“So, how did you get this thing going?” They looked at each other with an expression which betrayed their disagreement on a shared version.
“Well, me met at a bar or something and she had this idea which I actually had before and then we thought how great to do it together and here we are!”
The smiles and a few chuckling mumbled words as they leaned into each other were not scripted even though they have probably been asked this many times before. For a moment it feels as though you are the bartender watching this first encounter.
Johannes continued. “Actually, we know each other a very long time. Back to high school But I was too cool for her and she was too cool for me so we never really spoke.” He looked around the room, his arm not totally around her shoulders. “And now we are really cool together. Totally cool.”
I looked around. The tables were filling. Wheels on suitcases sliding across the floor. A little hammering here and there. Tape bing torn by teeth, a very different sound than ducktape. Staplers. Some loud impulsive exclamations during set-up crisis. Borrowing this or that. Grabbing an idea or giving one from next to you or behind you. A careless bump into a box.
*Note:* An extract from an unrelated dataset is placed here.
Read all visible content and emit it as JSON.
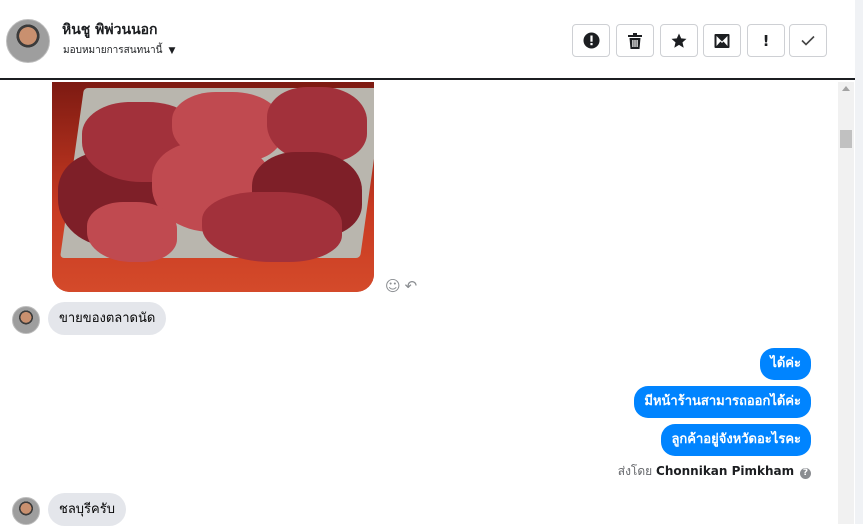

All of this going-on making the soundtrack of the this fair conducted and improvised by these art book artists and publishers, many of which have day jobs and several who are staying with friends or at bnbs well outside the $15.00 sandwich zone. And while the languages were as varied as one would expect in an international art fair it was the language of making art easily understood and easily communicated.
Thomas was lining up the tables. They were raw and beautiful. Not attached by screws but pegs that kept them fastened and would make storage, set-up and breakdown efficient. These were not rushed. In another room near the front entrance were bookshelves and cases.
Astonished and presumptive I asked him where he got them.
“Get them? Like buy them in a store? Oh, we didn’t get these anywhere. We make these. My father and me.” He brushed some invisible dust off of one of the table tops as if he was cleaning crumbs off an infant’s chin.
“You made them?”
“Yes, yes. You like them? 45 of them. Come look.” He showed me how they were fastened. How they collapsed and how they would be stacked. “My dad and me. We make maybe two a week. But I’m very upset because it rained the day we needed to carry many to our storage place and now with this, uhm, hmm, heat, you know like the damp weather,” I sensed that he that felt that he was not explaining what he meant. He used his hand to explain further,
“Warp?” I asked or stated
“Yes, yes, wvarp.” He ran his hands across the wood almost as if he was performing pilates on it.
In my mind it was easy to see his father and him struggling against time and weather. Working together. A dad giving his son’s dream some focus calming the anxieties of his youthful drive and passion. I met his dad on the last day along with Thomas’ girlfriend who was breaking down the tables using a hammer type of tool moving from one table to another as his father stacked wood. This was the I Never Read book fair creation.
After that, I realized that the best way to tell the story of I Never Read is best told through the images of energy and passion of the I Never Read artists, the helpers and the helpers of the helpers with their sons and daughters and friends and friends of friends.
Putting it together.
And so the love story while it may include or even started with lovers at one time too cool for each other and friends the true love story is the love of artists and artists making books. Giving them space ,voice, community and belief.
How cool is that?
next up. the artists and the art